* Problem description
From start to finish, set down the entries below exactly, leaving out the pictures.

* Given entries
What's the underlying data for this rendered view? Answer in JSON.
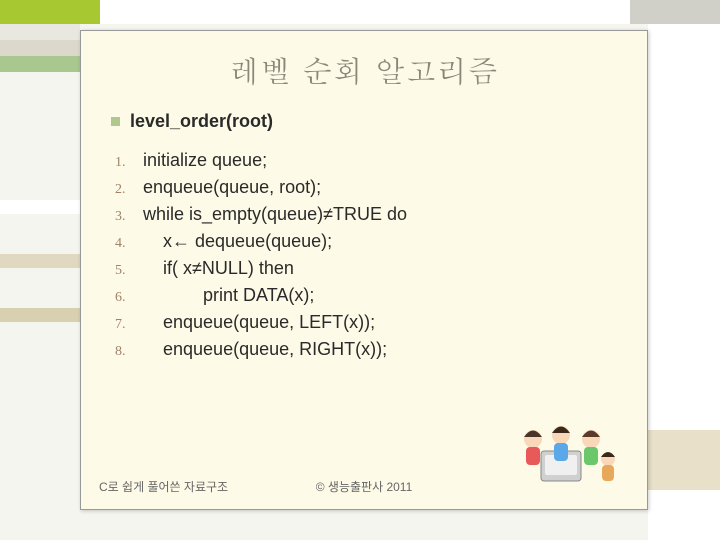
{
  "title": "레벨 순회 알고리즘",
  "heading": "level_order(root)",
  "steps": [
    {
      "n": "1.",
      "text": "initialize queue;"
    },
    {
      "n": "2.",
      "text": "enqueue(queue, root);"
    },
    {
      "n": "3.",
      "text": "while is_empty(queue)≠TRUE do"
    },
    {
      "n": "4.",
      "text": "    x← dequeue(queue);"
    },
    {
      "n": "5.",
      "text": "    if( x≠NULL) then"
    },
    {
      "n": "6.",
      "text": "            print DATA(x);"
    },
    {
      "n": "7.",
      "text": "    enqueue(queue, LEFT(x));"
    },
    {
      "n": "8.",
      "text": "    enqueue(queue, RIGHT(x));"
    }
  ],
  "footer_left": "C로 쉽게 풀어쓴 자료구조",
  "footer_center": "© 생능출판사 2011"
}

* Output of the exercise
What's the underlying data for this rendered view? Answer in JSON.
{
  "title": "레벨 순회 알고리즘",
  "heading": "level_order(root)",
  "steps": [
    {
      "n": "1.",
      "text": "initialize queue;"
    },
    {
      "n": "2.",
      "text": "enqueue(queue, root);"
    },
    {
      "n": "3.",
      "text": "while is_empty(queue)≠TRUE do"
    },
    {
      "n": "4.",
      "text": "    x← dequeue(queue);"
    },
    {
      "n": "5.",
      "text": "    if( x≠NULL) then"
    },
    {
      "n": "6.",
      "text": "            print DATA(x);"
    },
    {
      "n": "7.",
      "text": "    enqueue(queue, LEFT(x));"
    },
    {
      "n": "8.",
      "text": "    enqueue(queue, RIGHT(x));"
    }
  ],
  "footer_left": "C로 쉽게 풀어쓴 자료구조",
  "footer_center": "© 생능출판사 2011"
}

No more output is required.